Still looking into this. There was a Captain Samuel A. Mack who worked for the Mono County government in 1868. Nothing in Peter Browning's Place Names of the Sierra Nevada.
Also nothing in Marguerite Sowaal's Naming the Eastern Sierra
-m

User avatar
RSC
Topix Acquainted
Posts: 34
Joined: Wed Feb 07, 2018 6:51 pm
Experience: Level 2 Backpacker
Location: Sierra Nevada foothills

Re: Who was Sam Mack?

Post by RSC » Thu Sep 03, 2020 4:00 pm

The Captain Samuel Mack that I referred to earlier sounds like a possibility to me. He had a son, Senator Maurice Mack of Nevada, and two daughters, Emma and Etta Ann. According to Peter Browning's book, Emma, Emma Lake, and Anna Lake are probably named after the daughters.

User avatar
Jimr
Forums Moderator
Forums Moderator
Posts: 1980
Joined: Fri Jul 31, 2009 2:14 pm
Experience: Level 4 Explorer
Location: Redondo Beach

Re: Who was Sam Mack?

Post by Jimr » Thu Sep 03, 2020 6:27 pm

This stuff is a lot of fun. I spent days trying to find out who Joe Crane was (Joe Crane Lake below Isberg Pass). I never found out, but I learned a lot about Capt. Nathaniel Fish McClure and his men for which many features in the area are named. I did get a hint on the origin of the name. Knoblock Meadow is just below the lake. When I looked at historic USGS maps from the turn of the 20th century, it was labeled Knoblock cabins. What I gleamed from that is that quite a few place names simply come from local names that became established as official names. The Knoblocks were probably shepherds that worked the area before it became a forest reserve. Who knows, Joe Crane may have had ties to the Knoblocks is some way or maybe a miner or trapper that worked the area.
Capt. McClure and his Cavalry was assigned to the area after it became a forest reserve to push out shepherds. McClure, Sadler, Isberg, Ward, etc. were all men in his unit and hold place names assigned by the unit at that time. IIRC, Detachment meadow was named after a detachment that got temporarily lost. A bit of a ribbing by the rest of the unit.
“Posterity! You will never know, how much it cost the present generation, to preserve your Freedom! I hope you will make a good use of it. If you do not, I shall repent in Heaven, that I ever took half the pains to preserve it.”

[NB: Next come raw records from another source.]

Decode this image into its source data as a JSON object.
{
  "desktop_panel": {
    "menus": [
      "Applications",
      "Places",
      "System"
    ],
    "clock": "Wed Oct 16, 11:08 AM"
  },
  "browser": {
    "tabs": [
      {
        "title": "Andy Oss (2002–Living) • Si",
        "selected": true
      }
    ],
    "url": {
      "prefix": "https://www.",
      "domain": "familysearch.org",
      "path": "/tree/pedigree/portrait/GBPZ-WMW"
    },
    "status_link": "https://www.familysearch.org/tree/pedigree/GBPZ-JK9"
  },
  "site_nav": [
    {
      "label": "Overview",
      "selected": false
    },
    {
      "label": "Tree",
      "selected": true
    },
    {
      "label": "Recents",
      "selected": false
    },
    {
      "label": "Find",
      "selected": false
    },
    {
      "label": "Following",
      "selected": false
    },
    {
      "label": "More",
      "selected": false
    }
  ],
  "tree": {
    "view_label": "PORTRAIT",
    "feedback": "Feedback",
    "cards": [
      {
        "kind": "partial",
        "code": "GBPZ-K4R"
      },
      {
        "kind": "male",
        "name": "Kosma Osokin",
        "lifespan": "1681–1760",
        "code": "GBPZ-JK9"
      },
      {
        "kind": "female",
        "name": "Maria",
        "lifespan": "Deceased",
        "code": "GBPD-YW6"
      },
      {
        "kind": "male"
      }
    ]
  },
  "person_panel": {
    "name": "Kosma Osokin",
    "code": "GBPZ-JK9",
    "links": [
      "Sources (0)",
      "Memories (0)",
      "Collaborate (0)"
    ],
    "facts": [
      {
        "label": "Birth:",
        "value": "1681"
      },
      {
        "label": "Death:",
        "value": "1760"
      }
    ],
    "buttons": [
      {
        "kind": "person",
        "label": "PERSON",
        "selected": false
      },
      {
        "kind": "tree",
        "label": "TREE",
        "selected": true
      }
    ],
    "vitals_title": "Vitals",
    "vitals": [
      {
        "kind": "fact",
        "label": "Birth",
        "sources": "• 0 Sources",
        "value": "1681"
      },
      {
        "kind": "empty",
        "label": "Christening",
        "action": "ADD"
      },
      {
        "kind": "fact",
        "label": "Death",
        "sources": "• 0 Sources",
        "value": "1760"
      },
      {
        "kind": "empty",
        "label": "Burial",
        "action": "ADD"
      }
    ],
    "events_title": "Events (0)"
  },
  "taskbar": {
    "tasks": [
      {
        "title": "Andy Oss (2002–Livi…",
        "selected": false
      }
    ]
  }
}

-John Adams

User avatar
oldranger
Topix Addict
Posts: 2759
Joined: Fri Jan 19, 2007 9:18 pm
Experience: N/A
Location: Bend, Oregon

Re: Who was Sam Mack?

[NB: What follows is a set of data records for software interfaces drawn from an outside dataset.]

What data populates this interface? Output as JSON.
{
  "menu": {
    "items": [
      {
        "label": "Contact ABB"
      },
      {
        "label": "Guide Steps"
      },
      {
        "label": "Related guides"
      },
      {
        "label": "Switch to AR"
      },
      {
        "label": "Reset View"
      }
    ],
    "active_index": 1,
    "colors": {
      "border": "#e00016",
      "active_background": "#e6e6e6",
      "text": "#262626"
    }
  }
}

Post by oldranger » Sat Oct 17, 2020 2:07 pm

One of my first backpacking trips in the 50s included a night at Knoblocks Cabin.
Mike

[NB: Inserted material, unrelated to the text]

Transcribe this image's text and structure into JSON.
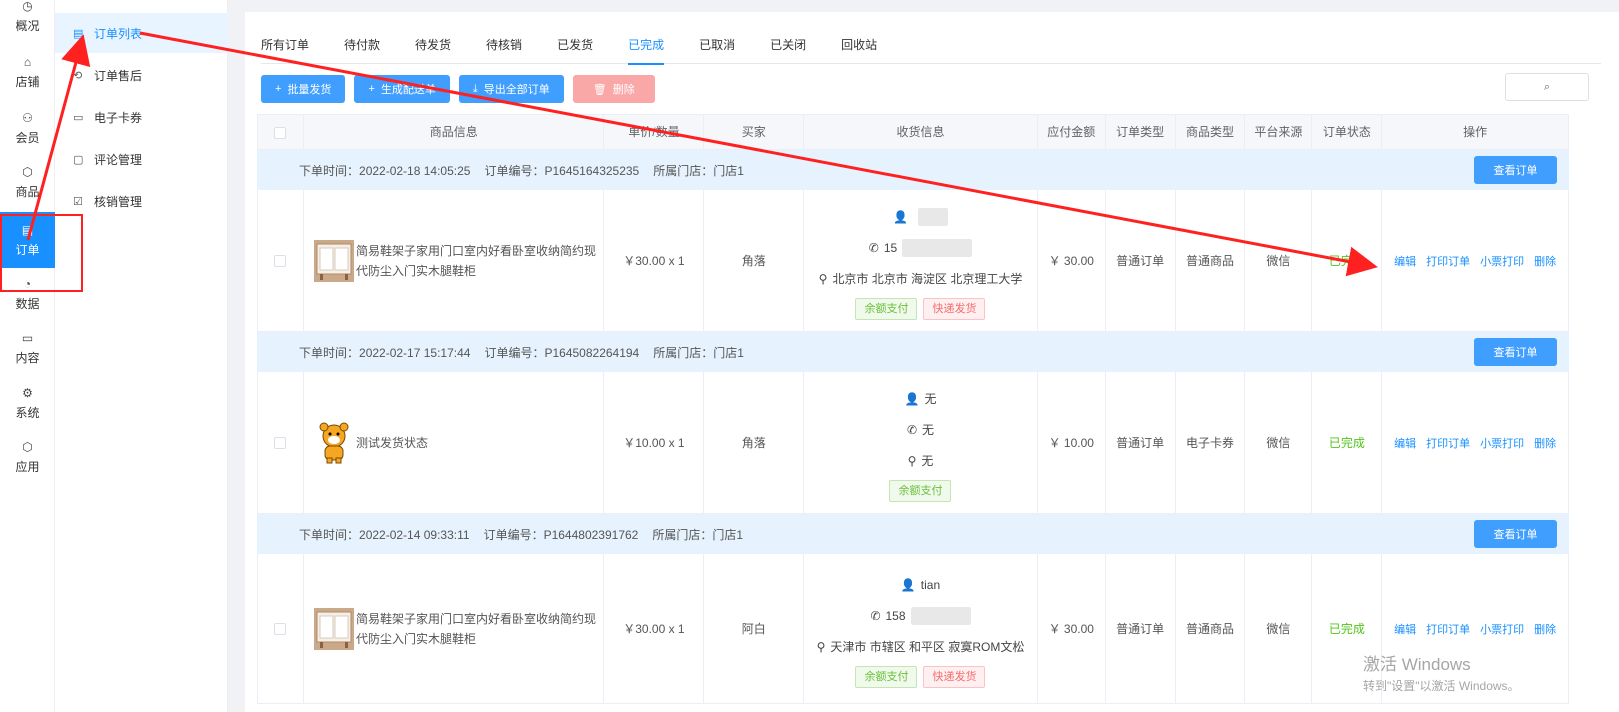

Who can't do everything he used to and what he can do takes a hell of a lot longer!

Post Reply

Who is online

Users browsing this forum: No registered users and 2 guests